For example, the longitudinal analyses of talent competitiveness reveal that some developing countries such as China, Costa Rica and Malaysia possess the potential to become ‘talent champions’ in their respective regions. Meanwhile, other countries like Ghana and India have improved their capacity to enable, attract, grow and retain talent in recent years, earning them status as ‘talent movers’.

Looking at cities, New York tops the ranking this year, followed by London, Singapore, San Francisco and Boston. New York’s leading position can be attributed to its strong performance across four of the five pillars measured in the research, specifically in the “Enable”, “Attract”, “Grow” and “Global Knowledge Skills” categories.

Generally, cities with a proven ability for “future readiness” ranked highly, with activities in fields including AI, fintech and medtech, favoring the talent performance of the top five.
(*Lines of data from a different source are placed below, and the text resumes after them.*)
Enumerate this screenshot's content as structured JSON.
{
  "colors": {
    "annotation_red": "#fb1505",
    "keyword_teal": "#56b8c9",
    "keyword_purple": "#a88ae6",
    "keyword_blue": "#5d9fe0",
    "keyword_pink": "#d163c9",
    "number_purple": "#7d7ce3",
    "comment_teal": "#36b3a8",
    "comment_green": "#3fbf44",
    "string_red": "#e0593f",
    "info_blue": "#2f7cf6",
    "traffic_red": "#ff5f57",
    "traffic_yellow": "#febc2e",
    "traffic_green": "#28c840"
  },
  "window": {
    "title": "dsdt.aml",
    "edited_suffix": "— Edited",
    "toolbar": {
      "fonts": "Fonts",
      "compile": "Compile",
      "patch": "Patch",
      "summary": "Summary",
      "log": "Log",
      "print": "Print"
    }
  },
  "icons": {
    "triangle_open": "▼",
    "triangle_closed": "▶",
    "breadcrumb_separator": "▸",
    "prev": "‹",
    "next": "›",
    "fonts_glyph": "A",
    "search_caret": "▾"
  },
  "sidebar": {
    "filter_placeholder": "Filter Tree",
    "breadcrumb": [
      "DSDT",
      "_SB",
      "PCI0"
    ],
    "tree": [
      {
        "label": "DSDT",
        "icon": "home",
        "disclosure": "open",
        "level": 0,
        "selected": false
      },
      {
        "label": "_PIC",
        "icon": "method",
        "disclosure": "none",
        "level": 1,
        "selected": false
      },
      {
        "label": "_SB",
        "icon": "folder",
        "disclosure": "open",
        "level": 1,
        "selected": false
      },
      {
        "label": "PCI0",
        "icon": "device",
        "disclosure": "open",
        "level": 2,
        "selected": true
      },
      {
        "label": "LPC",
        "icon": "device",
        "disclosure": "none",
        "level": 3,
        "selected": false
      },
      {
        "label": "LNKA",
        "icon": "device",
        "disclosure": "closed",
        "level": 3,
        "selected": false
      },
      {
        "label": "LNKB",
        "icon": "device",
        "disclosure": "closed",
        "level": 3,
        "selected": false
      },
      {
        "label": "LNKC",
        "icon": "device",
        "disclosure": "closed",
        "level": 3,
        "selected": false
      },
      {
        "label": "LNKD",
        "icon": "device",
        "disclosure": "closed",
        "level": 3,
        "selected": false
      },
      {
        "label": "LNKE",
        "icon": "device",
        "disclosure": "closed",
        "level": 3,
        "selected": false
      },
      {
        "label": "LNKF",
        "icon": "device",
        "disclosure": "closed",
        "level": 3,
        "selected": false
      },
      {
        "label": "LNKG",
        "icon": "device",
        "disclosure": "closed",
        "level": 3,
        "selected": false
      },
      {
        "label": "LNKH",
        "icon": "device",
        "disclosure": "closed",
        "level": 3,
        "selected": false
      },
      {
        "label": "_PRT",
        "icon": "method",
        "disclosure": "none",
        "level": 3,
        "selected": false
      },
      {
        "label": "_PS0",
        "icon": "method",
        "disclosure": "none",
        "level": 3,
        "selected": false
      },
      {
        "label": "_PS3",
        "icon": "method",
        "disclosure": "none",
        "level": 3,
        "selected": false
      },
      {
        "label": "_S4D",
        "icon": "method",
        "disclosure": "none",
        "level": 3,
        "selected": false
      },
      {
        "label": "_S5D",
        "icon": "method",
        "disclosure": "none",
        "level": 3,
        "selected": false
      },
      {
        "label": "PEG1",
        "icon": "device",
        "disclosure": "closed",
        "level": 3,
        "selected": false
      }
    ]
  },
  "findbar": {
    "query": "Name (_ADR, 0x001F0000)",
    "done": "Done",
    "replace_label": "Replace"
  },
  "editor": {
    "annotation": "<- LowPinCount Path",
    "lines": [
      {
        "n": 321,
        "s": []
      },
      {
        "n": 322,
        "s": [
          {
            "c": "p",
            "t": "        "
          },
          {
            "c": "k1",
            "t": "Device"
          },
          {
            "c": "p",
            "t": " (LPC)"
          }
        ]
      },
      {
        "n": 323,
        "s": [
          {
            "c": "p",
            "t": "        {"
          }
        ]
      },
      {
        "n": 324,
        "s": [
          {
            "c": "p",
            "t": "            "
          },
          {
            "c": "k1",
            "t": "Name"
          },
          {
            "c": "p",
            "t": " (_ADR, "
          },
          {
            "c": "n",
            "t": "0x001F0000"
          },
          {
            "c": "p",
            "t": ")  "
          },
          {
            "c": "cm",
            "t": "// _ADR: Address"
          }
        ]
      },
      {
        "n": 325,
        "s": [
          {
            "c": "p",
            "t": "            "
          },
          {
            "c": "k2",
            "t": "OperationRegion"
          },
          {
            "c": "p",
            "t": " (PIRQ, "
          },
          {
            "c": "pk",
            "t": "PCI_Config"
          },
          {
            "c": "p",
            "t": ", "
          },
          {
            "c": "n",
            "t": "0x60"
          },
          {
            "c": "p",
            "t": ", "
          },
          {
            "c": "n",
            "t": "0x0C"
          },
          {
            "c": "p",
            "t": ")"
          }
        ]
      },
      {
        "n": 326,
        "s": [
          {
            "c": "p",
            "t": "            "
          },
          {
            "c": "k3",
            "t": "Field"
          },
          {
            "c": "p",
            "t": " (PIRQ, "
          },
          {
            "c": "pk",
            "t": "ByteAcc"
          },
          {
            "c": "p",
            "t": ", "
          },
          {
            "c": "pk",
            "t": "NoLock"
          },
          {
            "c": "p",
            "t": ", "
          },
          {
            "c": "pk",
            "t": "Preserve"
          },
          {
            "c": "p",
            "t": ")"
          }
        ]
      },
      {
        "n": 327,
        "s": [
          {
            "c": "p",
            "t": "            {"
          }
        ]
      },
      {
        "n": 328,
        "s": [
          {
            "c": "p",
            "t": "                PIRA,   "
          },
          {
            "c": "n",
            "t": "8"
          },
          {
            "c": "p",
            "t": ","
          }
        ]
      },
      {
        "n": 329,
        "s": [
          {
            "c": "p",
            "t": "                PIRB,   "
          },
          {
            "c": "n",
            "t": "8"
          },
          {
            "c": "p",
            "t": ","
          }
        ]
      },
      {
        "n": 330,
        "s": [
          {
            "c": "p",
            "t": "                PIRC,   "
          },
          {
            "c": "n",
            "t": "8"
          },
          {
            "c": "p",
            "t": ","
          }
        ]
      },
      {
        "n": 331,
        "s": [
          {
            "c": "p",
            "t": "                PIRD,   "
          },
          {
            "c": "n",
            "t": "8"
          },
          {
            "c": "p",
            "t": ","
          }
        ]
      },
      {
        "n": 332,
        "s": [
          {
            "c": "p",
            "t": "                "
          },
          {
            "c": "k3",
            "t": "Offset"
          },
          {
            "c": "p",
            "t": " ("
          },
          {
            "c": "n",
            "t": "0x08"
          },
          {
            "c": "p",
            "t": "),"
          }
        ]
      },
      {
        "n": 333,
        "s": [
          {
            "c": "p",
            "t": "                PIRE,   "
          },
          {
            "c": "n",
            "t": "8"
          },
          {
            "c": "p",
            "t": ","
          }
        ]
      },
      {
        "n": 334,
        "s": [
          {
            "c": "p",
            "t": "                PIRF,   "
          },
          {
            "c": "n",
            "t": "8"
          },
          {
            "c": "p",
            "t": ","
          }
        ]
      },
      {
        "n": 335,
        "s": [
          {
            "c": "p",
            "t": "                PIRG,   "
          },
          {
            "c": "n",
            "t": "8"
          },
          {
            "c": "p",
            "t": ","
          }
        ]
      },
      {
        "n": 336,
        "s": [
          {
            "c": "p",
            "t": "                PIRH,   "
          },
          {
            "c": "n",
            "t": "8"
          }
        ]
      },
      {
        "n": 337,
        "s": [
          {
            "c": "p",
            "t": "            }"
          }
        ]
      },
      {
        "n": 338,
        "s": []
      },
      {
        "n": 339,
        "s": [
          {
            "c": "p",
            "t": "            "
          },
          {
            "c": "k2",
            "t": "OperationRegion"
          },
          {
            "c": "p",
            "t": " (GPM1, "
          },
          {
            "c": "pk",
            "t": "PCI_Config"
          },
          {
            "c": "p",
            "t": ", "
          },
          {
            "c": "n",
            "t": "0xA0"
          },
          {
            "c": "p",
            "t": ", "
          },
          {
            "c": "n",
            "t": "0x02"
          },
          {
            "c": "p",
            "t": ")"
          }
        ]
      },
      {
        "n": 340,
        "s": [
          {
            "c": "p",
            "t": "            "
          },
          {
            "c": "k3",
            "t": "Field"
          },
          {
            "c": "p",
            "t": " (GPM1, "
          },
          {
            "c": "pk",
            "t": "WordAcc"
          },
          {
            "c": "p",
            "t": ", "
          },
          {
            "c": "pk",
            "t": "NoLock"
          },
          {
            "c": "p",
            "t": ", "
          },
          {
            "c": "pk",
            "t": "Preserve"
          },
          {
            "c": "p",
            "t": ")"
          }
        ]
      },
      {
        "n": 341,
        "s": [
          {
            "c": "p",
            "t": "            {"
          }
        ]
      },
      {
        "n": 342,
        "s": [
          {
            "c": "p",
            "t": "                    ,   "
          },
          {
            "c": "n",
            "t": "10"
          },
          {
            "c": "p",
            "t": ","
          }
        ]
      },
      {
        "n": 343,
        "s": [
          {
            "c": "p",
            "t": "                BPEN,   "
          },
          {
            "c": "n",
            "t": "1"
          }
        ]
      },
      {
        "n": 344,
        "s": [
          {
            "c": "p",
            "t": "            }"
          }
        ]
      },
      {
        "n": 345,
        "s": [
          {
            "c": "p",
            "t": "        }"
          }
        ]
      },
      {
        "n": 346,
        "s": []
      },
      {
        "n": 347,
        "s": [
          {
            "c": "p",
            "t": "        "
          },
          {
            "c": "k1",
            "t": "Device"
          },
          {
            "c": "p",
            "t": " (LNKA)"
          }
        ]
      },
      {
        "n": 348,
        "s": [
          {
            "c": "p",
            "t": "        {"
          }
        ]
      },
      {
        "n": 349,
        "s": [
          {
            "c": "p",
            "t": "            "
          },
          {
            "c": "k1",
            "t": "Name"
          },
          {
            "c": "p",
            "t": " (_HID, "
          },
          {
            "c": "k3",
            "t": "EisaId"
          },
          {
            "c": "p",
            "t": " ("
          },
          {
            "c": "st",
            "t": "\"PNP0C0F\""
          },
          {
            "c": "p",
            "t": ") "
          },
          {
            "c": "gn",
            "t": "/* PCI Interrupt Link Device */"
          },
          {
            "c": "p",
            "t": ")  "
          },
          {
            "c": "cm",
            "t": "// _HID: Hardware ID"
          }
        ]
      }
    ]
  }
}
Many cities are increasingly becoming testbeds for new AI based tools such as facial recognition, tele-surveillance and autonomous vehicles. The success of these vary across cities, but those that do well will emerge as AI hubs that have the talent pools to sustainably deploy global solutions.

This year, Canada ranks 13th among 132 countries – moving up two places on the table compared last year’s ranking of 15th among 125 countries.

GTCI also evaluates world’s top cities for their ability to attract, grow and retain talent. 

Canadian cities Toronto, Montreal, Vancouver and Ottawa made it to the table with the rankings of 12th, 29th, 30th and 52nd respectively among 155 cities.

Here’s a comparison between 2019 and 2020 for Canadian Cities:

City 2020 Ranking 2019 Ranking
Toronto 12 33
Montreal 29 24
Vancouver 30 N/A
Ottawa 52 29


  • Toronto moves up 21 places on the table which makes the 6ix top 15 in the world
  • Unlike 2019, Vancouver comes on the table in 2020 with the ranking of 30th
  • Montreal preserves its place in the top 30
  • Ottawa moves down significantly from 29 to 52nd place among 155 cities

GTCI 2020: the top 15 countries

  1. Switzerland
  2. United States
  3. Singapore
  4. Sweden
  5. Denmark
  6. Netherlands
  7. Finland
  8. Luxembourg
  9. Norway
  10. Australia
  11. Germany
  12. United Kingdom
  13. Canada
  14. Iceland
  15. Ireland

*Canada ranked 15th in 2019.

What is the purpose of GTCI?

Countries are competing globally to grow better talent; attract the talent they need; and retain those workers who contribute to competitiveness, innovation, and growth. Countries seek to put economic and social policies in place that will facilitate this. In such a context, governments, businesses, and various other stakeholders need quantitative instruments that can inform their decisions and can help them design and implement better policies in areas such as education, employment, and immigration, to name a few.  This is the purpose of the GTCI.

Want to learn more? Visit: https://gtcistudy.com.